Working together, we will get through this. This became my inner voice.

I walked through the residential doors, with confidence, “Morning” I said. I was greeted with, “Morning” – but there was a “but, we have no staff, no nurse on site, staff worried about Covid being in our care home, is it true someone has died of Covid?”

I have always been honest with staff and at this time, it was important that staff knew that we had sadly lost someone in hospital with Covid but the reception area of a residential home was not the place to discuss it, so with a deep breath, calm voice, I acknowledged the staff worries, explained we would have a meeting to update staff.

The next step was to look at ensuring our residents were safe.

By the early afternoon, my colleague and Ihad started to implement an action plan.

Our 4 priorities were:

  • Keeping our residents safe and well
  • Acknowledging family members anxieties and fear of their loved ones catching Covid and how we can support them in any way we can
  • Keeping our staff safe and well, supporting them through this crisis, listening to their concerns, fears and anxieties. Respecting their opinions and working together to find solutions.
  • Reflecting on the day. This could be anything, the pain of losing someone, what went well, what do we need to do differently.

Leading a team in the Covid 19 pandemic brought out an inner strength that I wasn’t aware of before.

My expectation of staff was high, things needed to change quickly and at times I found myself frustrated and annoyed, not with the staff but with the situation.

The expectations from staff, family members, commissioners, GP’s and others was sometimes over whelming, at times you just didn’t have the time to think but I had to keep calm, think through the priorities, even making a list, got me through these times.

Communication was vital – being seen and working alongside care staff enabled you to check in with staff on how they felt and share their experiences.

It was important that we supported and responded to our staff’s mental health needs. Staff needed to know that we cared and valued them.

Regular meetings, where staff could bring anything to the table, were listened to, respected, and difficult situations discussed in a sensitive way. We all reflected on the days together, the sadness, and keeping people well.

Sarah Carney is an Independence & Well Being Service Manager in Enfield. She shares her experience of supporting a Care Home at the onset of a pandemic and the need for emotional strength during a time of uncertainty.

Wellbeing Quiz Profile: #FeelingHopeless

What are podcasts?

Podcasts are regular, short messages from wellbeing and mental health practitioners within this network. They will be directly responding to what we are hearing from you through both the Wellbeing Quiz and the ‘How Are You Today’ survey, as well as offering more specific presentations for targeted staff groups, for example social workers.
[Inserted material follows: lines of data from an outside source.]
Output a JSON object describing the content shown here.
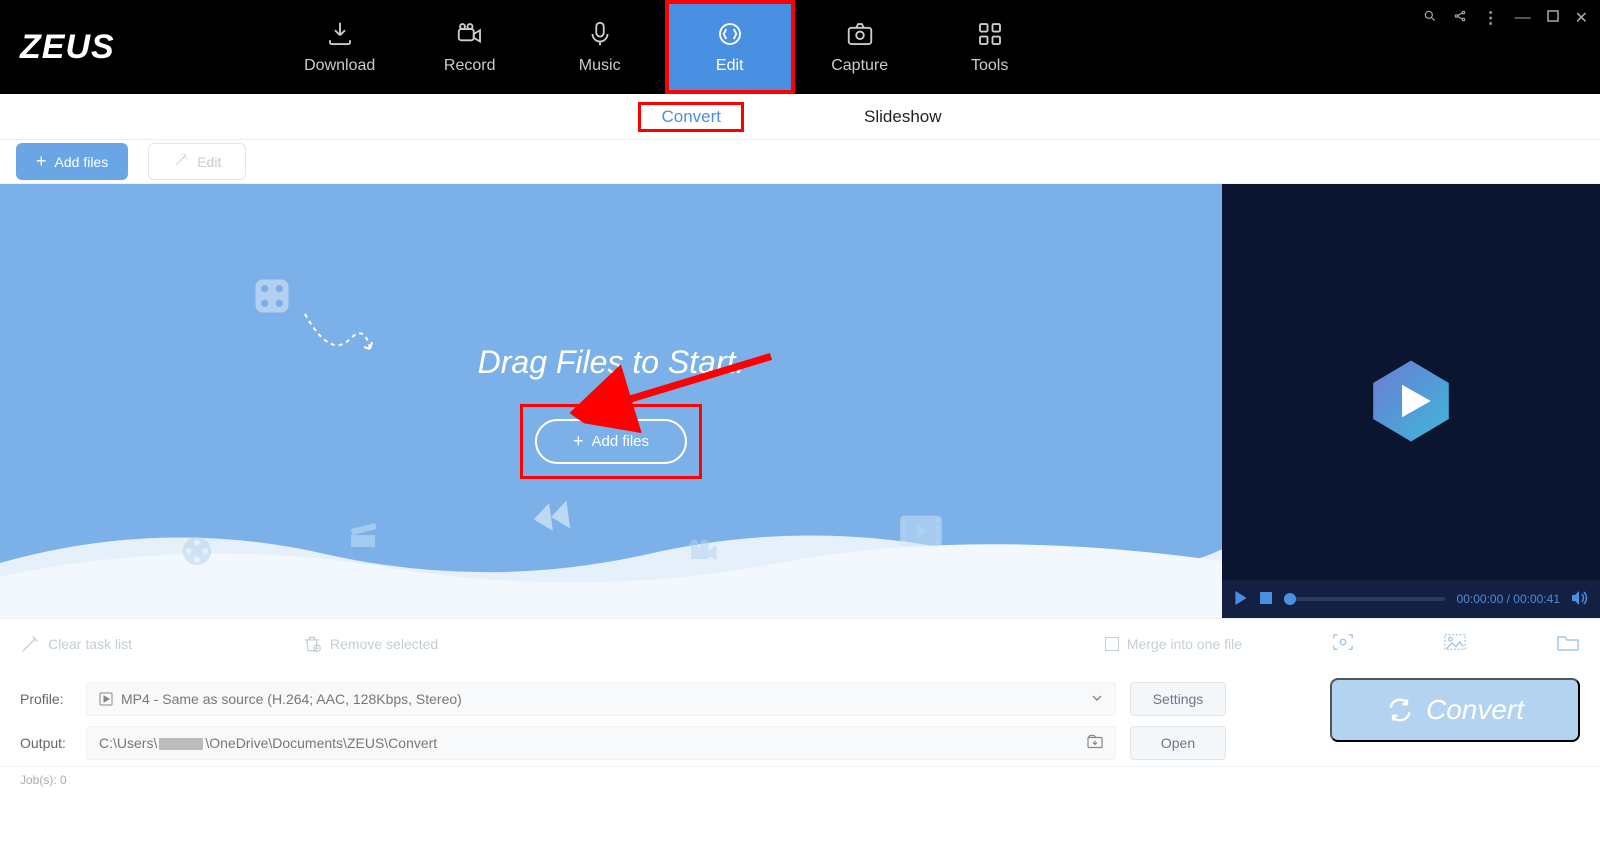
{
  "app": {
    "logo": "ZEUS"
  },
  "nav": {
    "items": [
      {
        "label": "Download"
      },
      {
        "label": "Record"
      },
      {
        "label": "Music"
      },
      {
        "label": "Edit"
      },
      {
        "label": "Capture"
      },
      {
        "label": "Tools"
      }
    ]
  },
  "subtabs": {
    "convert": "Convert",
    "slideshow": "Slideshow"
  },
  "toolbar": {
    "add_files": "Add files",
    "edit": "Edit"
  },
  "dropzone": {
    "drag_text": "Drag Files to Start.",
    "add_files": "Add files"
  },
  "preview": {
    "time_current": "00:00:00",
    "time_total": "00:00:41"
  },
  "lower": {
    "clear": "Clear task list",
    "remove": "Remove selected",
    "merge": "Merge into one file"
  },
  "profile": {
    "label": "Profile:",
    "value": "MP4 - Same as source (H.264; AAC, 128Kbps, Stereo)",
    "settings_btn": "Settings"
  },
  "output": {
    "label": "Output:",
    "value_prefix": "C:\\Users\\",
    "value_suffix": "\\OneDrive\\Documents\\ZEUS\\Convert",
    "open_btn": "Open"
  },
  "convert_btn": "Convert",
  "status": {
    "jobs_label": "Job(s): 0"
  }
}
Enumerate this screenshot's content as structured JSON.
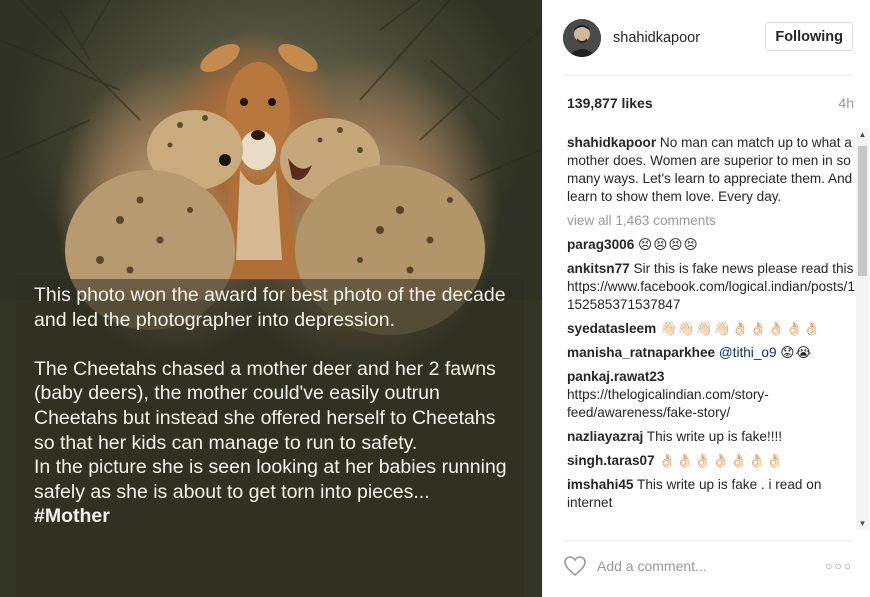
{
  "post": {
    "photo": {
      "overlay": {
        "line1": "This photo won the award for best photo of the decade and led the photographer into depression.",
        "line2": "The Cheetahs chased a mother deer and her 2 fawns (baby deers), the mother could've easily outrun Cheetahs but instead she offered herself to Cheetahs so that her kids can manage to run to safety.",
        "line3": "In the picture she is seen looking at her babies running safely as she is about to get torn into pieces...",
        "hashtag": "#Mother"
      }
    },
    "header": {
      "username": "shahidkapoor",
      "follow_label": "Following"
    },
    "likes": "139,877 likes",
    "time": "4h",
    "caption": {
      "user": "shahidkapoor",
      "text": "No man can match up to what a mother does. Women are superior to men in so many ways. Let's learn to appreciate them. And learn to show them love. Every day."
    },
    "view_all": "view all 1,463 comments",
    "comments": [
      {
        "user": "parag3006",
        "text": "😣😣😣😣"
      },
      {
        "user": "ankitsn77",
        "text": "Sir this is fake news please read this https://www.facebook.com/logical.indian/posts/1152585371537847"
      },
      {
        "user": "syedatasleem",
        "text": "👋🏻👋🏻👋🏻👋🏻👌🏻👌🏻👌🏻👌🏻👌🏻"
      },
      {
        "user": "manisha_ratnaparkhee",
        "mention": "@tithi_o9",
        "text": "😟😭"
      },
      {
        "user": "pankaj.rawat23",
        "text": "https://thelogicalindian.com/story-feed/awareness/fake-story/"
      },
      {
        "user": "nazliayazraj",
        "text": "This write up is fake!!!!"
      },
      {
        "user": "singh.taras07",
        "text": "👌🏻👌🏻👌🏻👌🏻👌🏻👌🏻👌🏻"
      },
      {
        "user": "imshahi45",
        "text": "This write up is fake . i read on internet"
      }
    ],
    "footer": {
      "add_comment_placeholder": "Add a comment...",
      "more_label": "○○○"
    }
  }
}
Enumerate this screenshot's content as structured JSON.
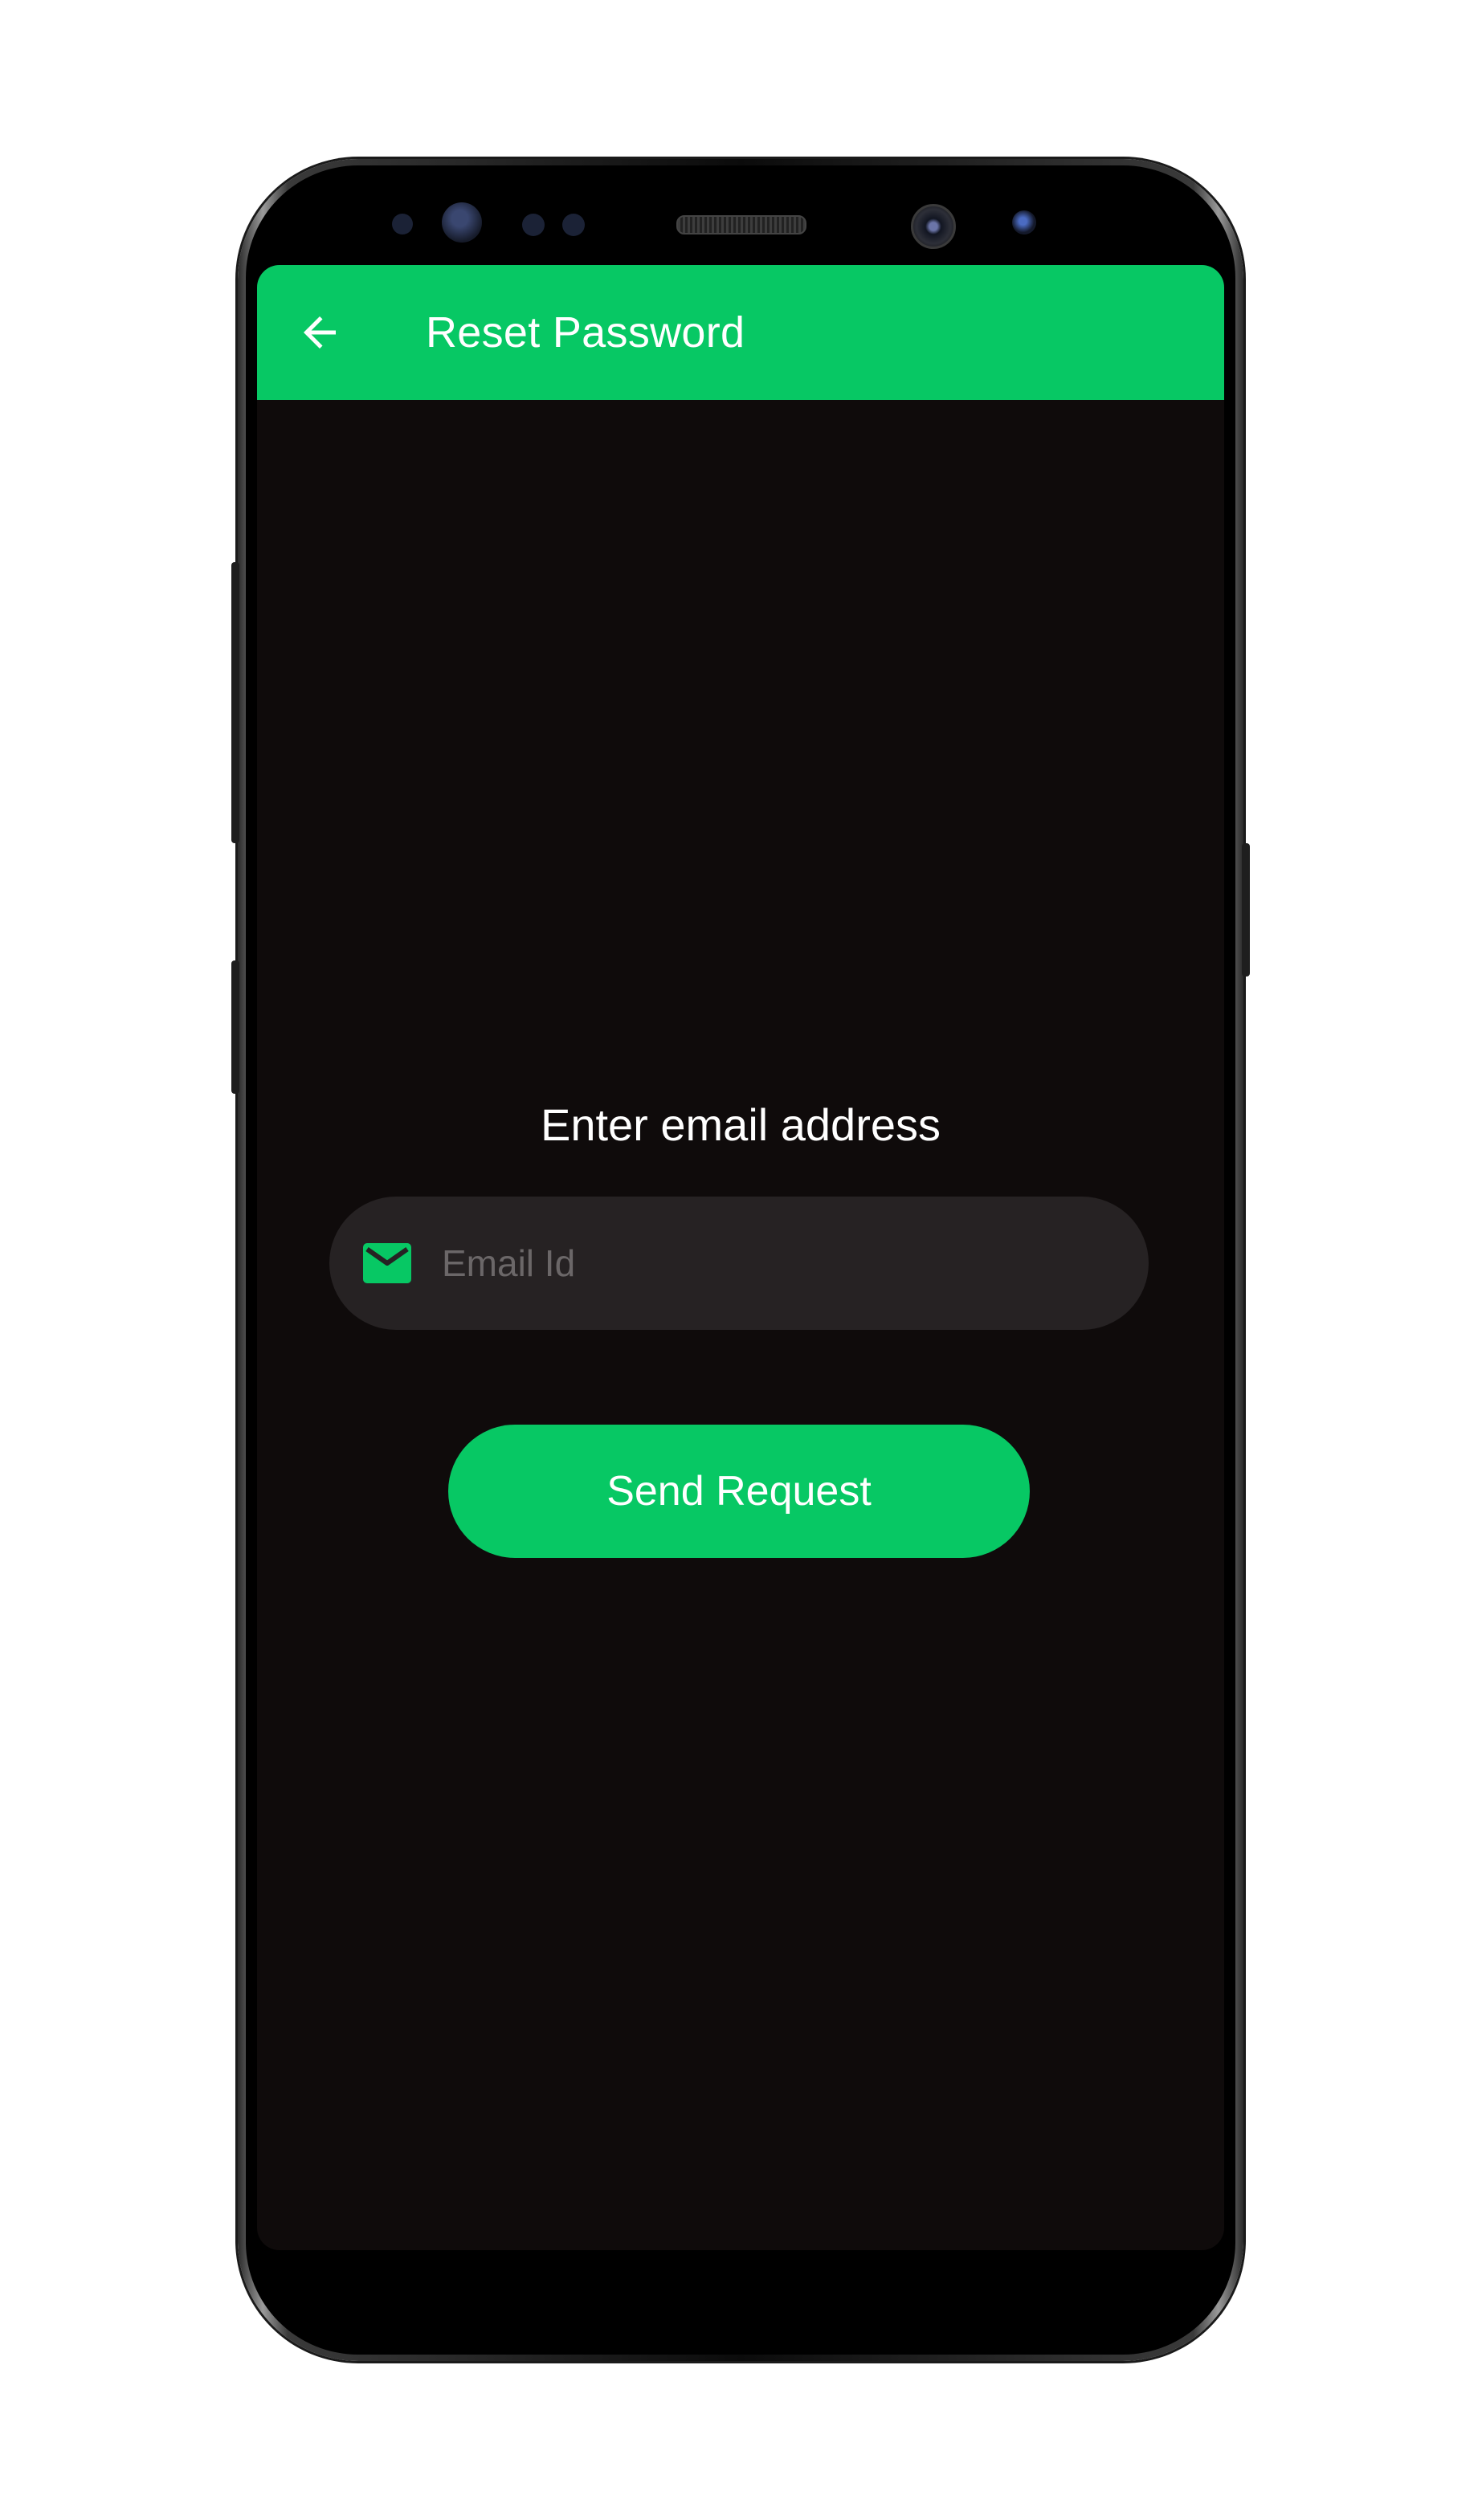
{
  "appbar": {
    "title": "Reset Password",
    "back_icon": "arrow-left-icon"
  },
  "content": {
    "heading": "Enter email address",
    "email_field": {
      "placeholder": "Email Id",
      "value": "",
      "icon": "mail-icon"
    },
    "send_button_label": "Send Request"
  },
  "colors": {
    "accent": "#07c864",
    "screen_background": "#0f0b0b",
    "field_background": "#262223",
    "placeholder": "#6b6768"
  }
}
Once you have completed the Wellbeing Quiz, keep an eye on the hashtags underneath each of podcasts to help identify those which might be most helpful for you.